Continuing our series on adolescent behavioral and emotional disorders treated at Red River Youth Academy, this week our focus is on disruptive mood dysregulation disorder (DMDD). It is common for youth to have temper tantrums and be angry, irritable, moody, and upset on occasion. However, when these behaviors are severe, persistent, and unusual for the child’s developmental age, you may be dealing with DMDD.
The characteristics of DMDD, as described in the Diagnostic and Statistical Manual of Mental Disorders (DSM-5), include:
- Severe, recurrent temper outbursts that are grossly out of proportion in intensity or duration to the situation. Outbursts can include verbal rage and/or physical aggression toward people or property.
- Outbursts occur, on average, three or more times per week for one year or more.
- Outbursts are inconsistent with the child’s developmental level.
- The child’s mood between outbursts is persistently irritable or angry most of the day, nearly every day, and is observed by parents, teachers, peers, or others.
- The child has trouble functioning in more than one place, with symptoms present in at least two settings (home, school, with peers, etc.) for 12 or more months.
- Symptoms must be severe in at least one of the above settings without a gap of three or more consecutive months.
- The onset of symptoms are evident before age 10.
DMDD can be very disturbing and disabling for youth and their families. For the youth, it can lead to lost friends, strained relationships, suspension or expulsion from school, difficulty participating in activities, and decreased quality of life. Increasing levels of aggression create dangerous situations for the family, peers, and the youth. Experiencing DMDD in childhood also increases the risk of developing depression or anxiety disorders as an adult.
DMDD was a new addition to the DSM-5 to replace the diagnosis of childhood bipolar disorder. The diagnosis should not be made for the first time before age 6 or after age 18. Symptoms associated with DMDD, such as outbursts, aggression, and moodiness are also present with other mental health disorders, such as oppositional defiant disorder and depression, and a child may have more than one overlapping disorder. It is important to have a qualified mental health professional conduct a comprehensive evaluation to determine an accurate diagnosis.
Treatment for DMDD should be structured for the youth’s individual needs and may include psychotherapy, family training, and medications. Parents and caregivers should work closely with the therapist and care team to make sure their child is receiving the right treatment for their unique needs.

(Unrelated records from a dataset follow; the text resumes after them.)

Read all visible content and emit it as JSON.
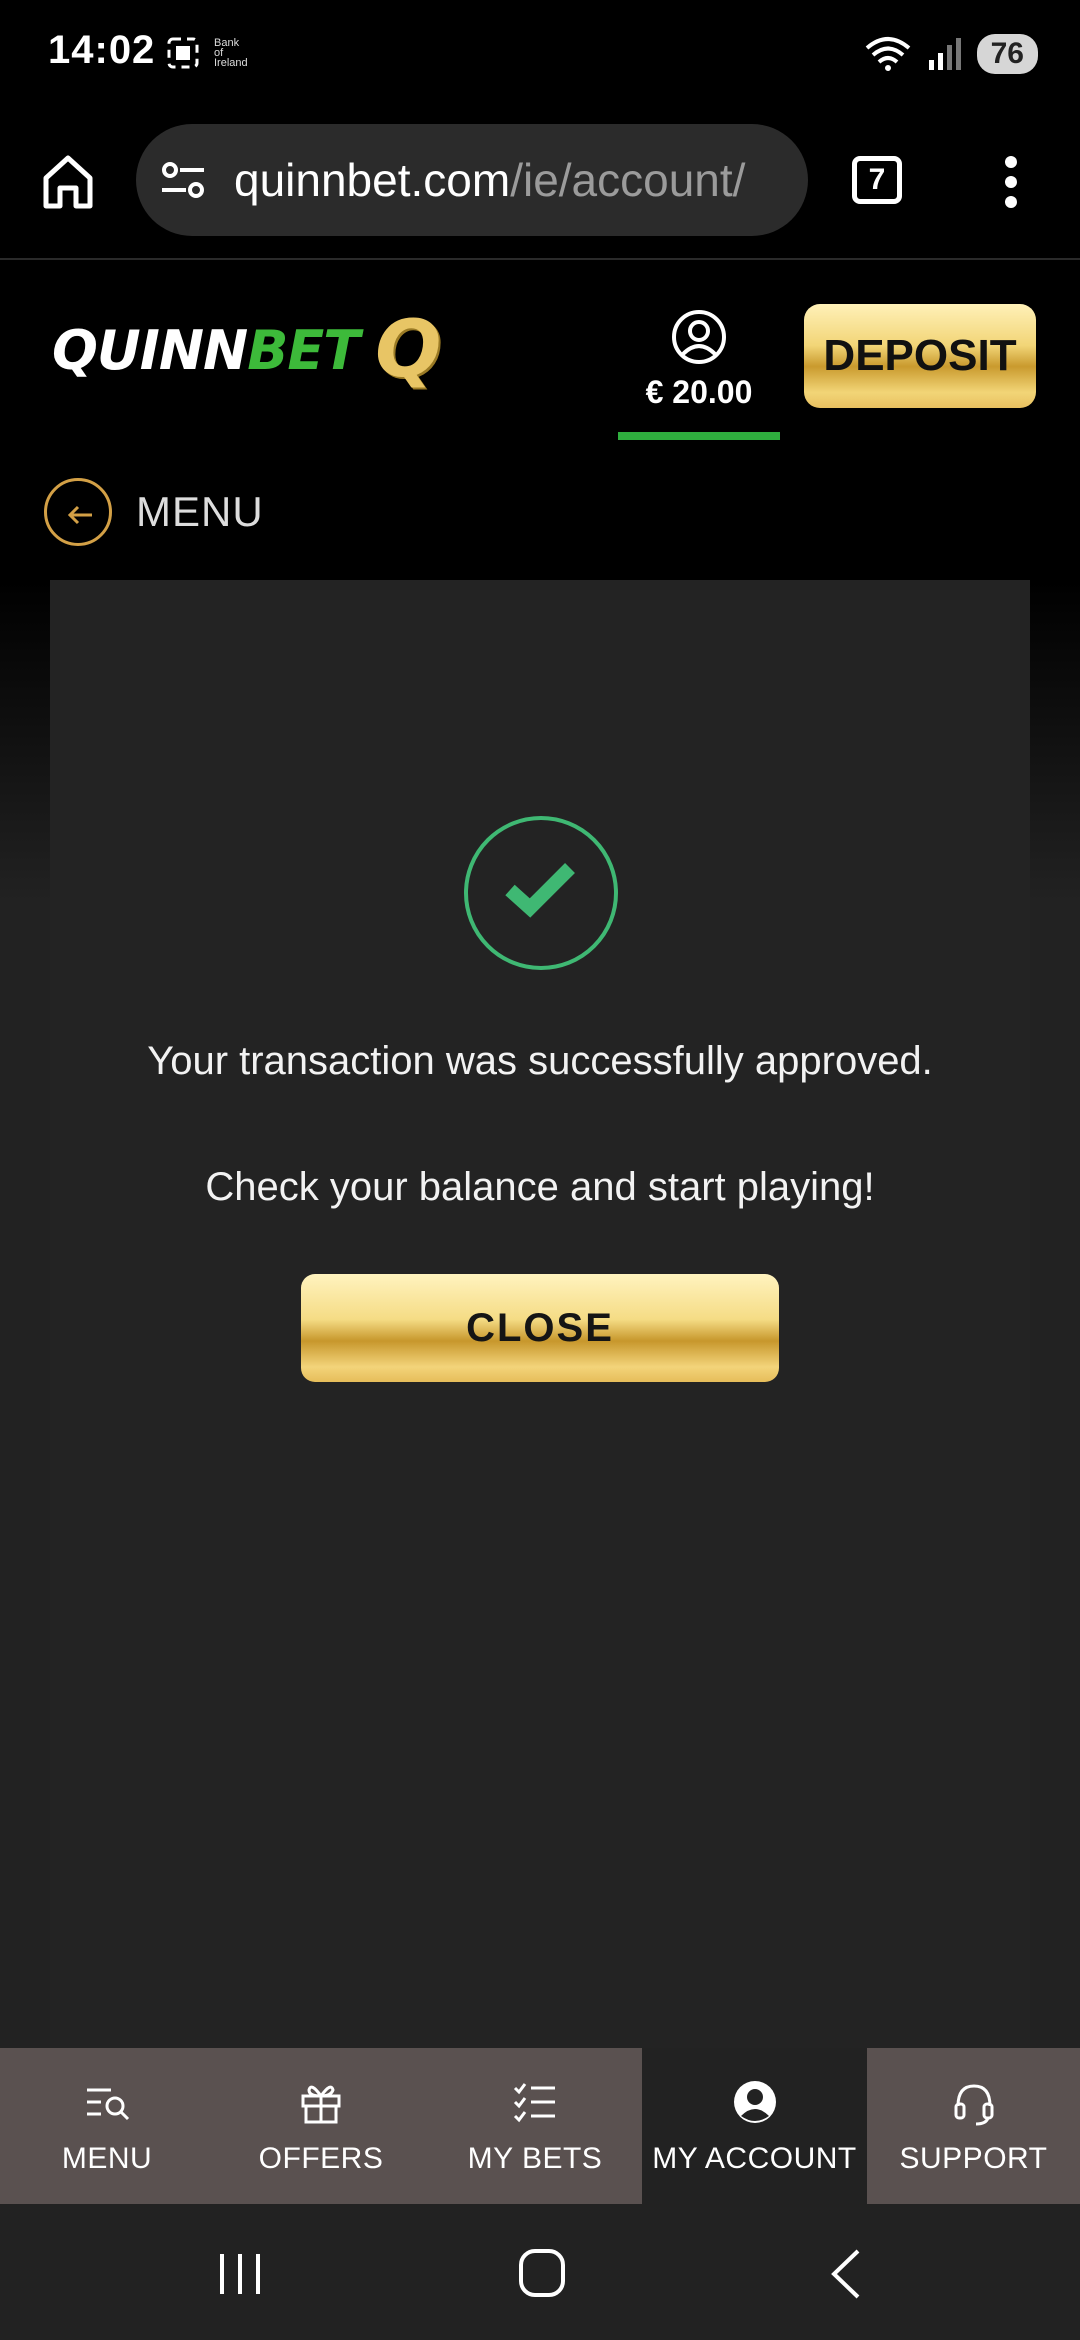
{
  "status_bar": {
    "time": "14:02",
    "bank_label": "Bank of Ireland",
    "battery": "76"
  },
  "browser": {
    "url_domain": "quinnbet.com",
    "url_path": "/ie/account/",
    "tab_count": "7"
  },
  "header": {
    "logo_quinn": "QUINN",
    "logo_bet": "BET",
    "logo_q": "Q",
    "balance": "€ 20.00",
    "deposit_label": "DEPOSIT"
  },
  "menu_row": {
    "label": "MENU"
  },
  "dialog": {
    "message_line1": "Your transaction was successfully approved.",
    "message_line2": "Check your balance and start playing!",
    "close_label": "CLOSE"
  },
  "bottom_nav": {
    "items": [
      {
        "label": "MENU",
        "icon": "menu-search-icon"
      },
      {
        "label": "OFFERS",
        "icon": "gift-icon"
      },
      {
        "label": "MY BETS",
        "icon": "checklist-icon"
      },
      {
        "label": "MY ACCOUNT",
        "icon": "account-icon"
      },
      {
        "label": "SUPPORT",
        "icon": "headset-icon"
      }
    ],
    "active_index": 3
  },
  "colors": {
    "accent_gold": "#e8c565",
    "brand_green": "#3dba3a",
    "success_green": "#3fb873",
    "nav_bg": "#5a5150"
  }
}
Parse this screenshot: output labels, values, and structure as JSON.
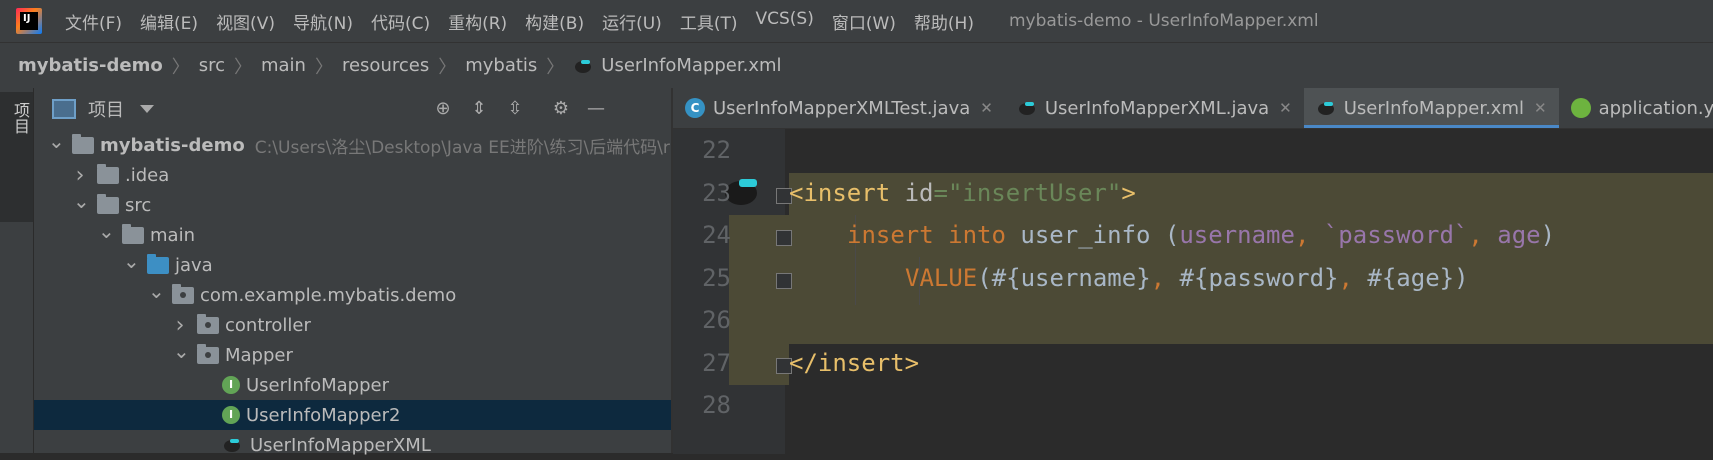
{
  "menubar": {
    "logo_text": "IJ",
    "items": [
      "文件(F)",
      "编辑(E)",
      "视图(V)",
      "导航(N)",
      "代码(C)",
      "重构(R)",
      "构建(B)",
      "运行(U)",
      "工具(T)",
      "VCS(S)",
      "窗口(W)",
      "帮助(H)"
    ],
    "window_title": "mybatis-demo - UserInfoMapper.xml"
  },
  "breadcrumbs": [
    "mybatis-demo",
    "src",
    "main",
    "resources",
    "mybatis",
    "UserInfoMapper.xml"
  ],
  "side_strip": {
    "tab_label": "项目"
  },
  "project_panel": {
    "title": "项目",
    "tools": [
      "locate-icon",
      "expand-all-icon",
      "collapse-all-icon",
      "gear-icon",
      "minimize-icon"
    ],
    "tree": [
      {
        "label": "mybatis-demo",
        "path": "C:\\Users\\洛尘\\Desktop\\Java EE进阶\\练习\\后端代码\\r",
        "indent": 0,
        "arrow": "down",
        "icon": "module-folder",
        "bold": true
      },
      {
        "label": ".idea",
        "indent": 1,
        "arrow": "right",
        "icon": "folder"
      },
      {
        "label": "src",
        "indent": 1,
        "arrow": "down",
        "icon": "folder"
      },
      {
        "label": "main",
        "indent": 2,
        "arrow": "down",
        "icon": "folder"
      },
      {
        "label": "java",
        "indent": 3,
        "arrow": "down",
        "icon": "source-folder"
      },
      {
        "label": "com.example.mybatis.demo",
        "indent": 4,
        "arrow": "down",
        "icon": "package"
      },
      {
        "label": "controller",
        "indent": 5,
        "arrow": "right",
        "icon": "package"
      },
      {
        "label": "Mapper",
        "indent": 5,
        "arrow": "down",
        "icon": "package"
      },
      {
        "label": "UserInfoMapper",
        "indent": 6,
        "arrow": "",
        "icon": "interface"
      },
      {
        "label": "UserInfoMapper2",
        "indent": 6,
        "arrow": "",
        "icon": "interface",
        "selected": true
      },
      {
        "label": "UserInfoMapperXML",
        "indent": 6,
        "arrow": "",
        "icon": "mybatis"
      }
    ]
  },
  "editor": {
    "tabs": [
      {
        "label": "UserInfoMapperXMLTest.java",
        "icon": "java-class",
        "active": false,
        "closable": true
      },
      {
        "label": "UserInfoMapperXML.java",
        "icon": "mybatis",
        "active": false,
        "closable": true
      },
      {
        "label": "UserInfoMapper.xml",
        "icon": "mybatis",
        "active": true,
        "closable": true
      },
      {
        "label": "application.yml",
        "icon": "spring",
        "active": false,
        "closable": false
      }
    ],
    "lines": [
      {
        "num": "22",
        "tokens": []
      },
      {
        "num": "23",
        "tokens": [
          [
            "t",
            "<insert "
          ],
          [
            "a",
            "id"
          ],
          [
            "s",
            "=\"insertUser\""
          ],
          [
            "t",
            ">"
          ]
        ]
      },
      {
        "num": "24",
        "tokens": [
          [
            "k",
            "insert into "
          ],
          [
            "",
            "user_info ("
          ],
          [
            "p",
            "username"
          ],
          [
            "k",
            ", "
          ],
          [
            "p",
            "`password`"
          ],
          [
            "k",
            ", "
          ],
          [
            "p",
            "age"
          ],
          [
            "",
            ")"
          ]
        ]
      },
      {
        "num": "25",
        "tokens": [
          [
            "k",
            "VALUE"
          ],
          [
            "",
            "(#{username}"
          ],
          [
            "k",
            ", "
          ],
          [
            "",
            "#{password}"
          ],
          [
            "k",
            ", "
          ],
          [
            "",
            "#{age})"
          ]
        ]
      },
      {
        "num": "26",
        "tokens": []
      },
      {
        "num": "27",
        "tokens": [
          [
            "t",
            "</insert>"
          ]
        ]
      },
      {
        "num": "28",
        "tokens": []
      }
    ]
  },
  "colors": {
    "bg": "#2b2b2b",
    "panel": "#3c3f41",
    "selection": "#0d293e",
    "highlight": "#4c4a36",
    "accent": "#4a88c7"
  }
}
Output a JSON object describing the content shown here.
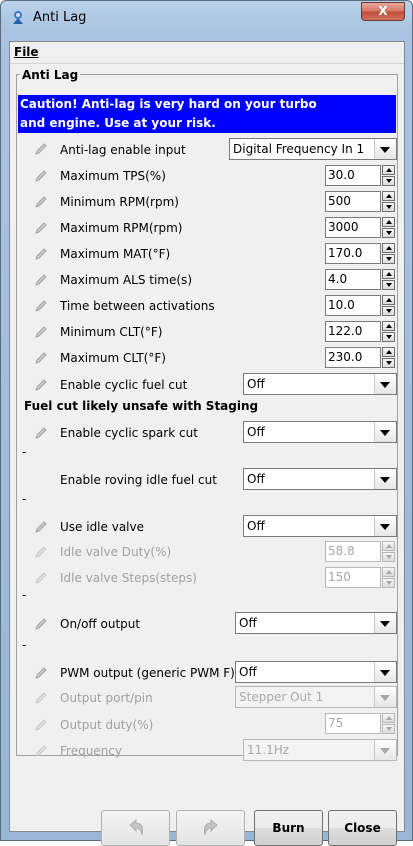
{
  "window": {
    "title": "Anti Lag",
    "close_glyph": "X",
    "menu_file": "File",
    "group_title": "Anti Lag"
  },
  "warning": {
    "line1": "Caution! Anti-lag is very hard on your turbo",
    "line2": "and engine. Use at your risk."
  },
  "fields": [
    {
      "label": "Anti-lag enable input",
      "type": "combo",
      "value": "Digital Frequency In 1"
    },
    {
      "label": "Maximum TPS(%)",
      "type": "spin",
      "value": "30.0"
    },
    {
      "label": "Minimum RPM(rpm)",
      "type": "spin",
      "value": "500"
    },
    {
      "label": "Maximum RPM(rpm)",
      "type": "spin",
      "value": "3000"
    },
    {
      "label": "Maximum MAT(°F)",
      "type": "spin",
      "value": "170.0"
    },
    {
      "label": "Maximum ALS time(s)",
      "type": "spin",
      "value": "4.0"
    },
    {
      "label": "Time between activations",
      "type": "spin",
      "value": "10.0"
    },
    {
      "label": "Minimum CLT(°F)",
      "type": "spin",
      "value": "122.0"
    },
    {
      "label": "Maximum CLT(°F)",
      "type": "spin",
      "value": "230.0"
    },
    {
      "label": "Enable cyclic fuel cut",
      "type": "combo",
      "value": "Off"
    }
  ],
  "staging_note": "Fuel cut likely unsafe with Staging",
  "lower": {
    "cyclic_spark": {
      "label": "Enable cyclic spark cut",
      "value": "Off"
    },
    "roving_idle": {
      "label": "Enable roving idle fuel cut",
      "value": "Off"
    },
    "idle_valve": {
      "label": "Use idle valve",
      "value": "Off"
    },
    "idle_duty": {
      "label": "Idle valve Duty(%)",
      "value": "58.8"
    },
    "idle_steps": {
      "label": "Idle valve Steps(steps)",
      "value": "150"
    },
    "onoff": {
      "label": "On/off output",
      "value": "Off"
    },
    "pwm": {
      "label": "PWM output (generic PWM F)",
      "value": "Off"
    },
    "port": {
      "label": "Output port/pin",
      "value": "Stepper Out 1"
    },
    "duty": {
      "label": "Output duty(%)",
      "value": "75"
    },
    "freq": {
      "label": "Frequency",
      "value": "11.1Hz"
    }
  },
  "separators": [
    "-",
    "-",
    "-",
    "-"
  ],
  "buttons": {
    "burn": "Burn",
    "close": "Close"
  },
  "icons": {
    "app": "wizard-icon",
    "field": "pencil-edit-icon",
    "undo": "undo-arrow-icon",
    "redo": "redo-arrow-icon"
  }
}
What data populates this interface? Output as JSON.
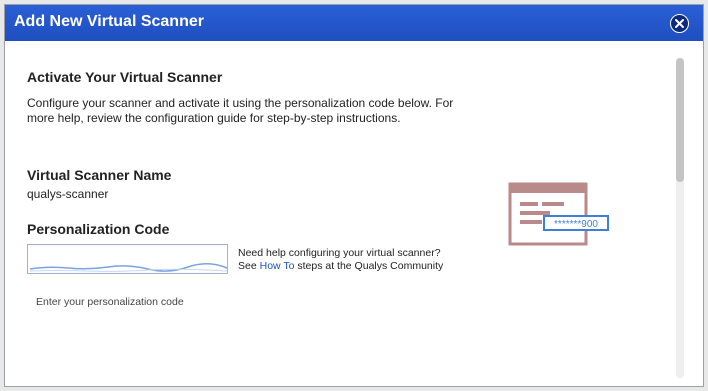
{
  "dialog": {
    "title": "Add New Virtual Scanner",
    "close_icon": "close-icon"
  },
  "activate": {
    "heading": "Activate Your Virtual Scanner",
    "description": "Configure your scanner and activate it using the personalization code below. For more help, review the configuration guide for step-by-step instructions."
  },
  "scanner": {
    "name_label": "Virtual Scanner Name",
    "name_value": "qualys-scanner"
  },
  "code": {
    "label": "Personalization Code",
    "hint": "Enter your personalization code"
  },
  "help": {
    "line1": "Need help configuring your virtual scanner?",
    "line2_prefix": "See ",
    "link": "How To",
    "line2_suffix": " steps at the Qualys Community"
  },
  "illustration": {
    "icon": "scanner-code-illustration",
    "code_text": "*******900",
    "colors": {
      "card": "#b98a8a",
      "code_box": "#3f7fd6"
    }
  },
  "colors": {
    "titlebar": "#2456cc",
    "close_button": "#0d2a78",
    "link": "#1a56c4"
  }
}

The content of this article is for informational purposes only. The content is not intended to substitute for professional mental health advice, diagnosis, or treatment. Always seek the advice of your psychiatrist, psychologist, licensed mental health professional, or other qualified health provider with any questions you may have regarding a mental health condition.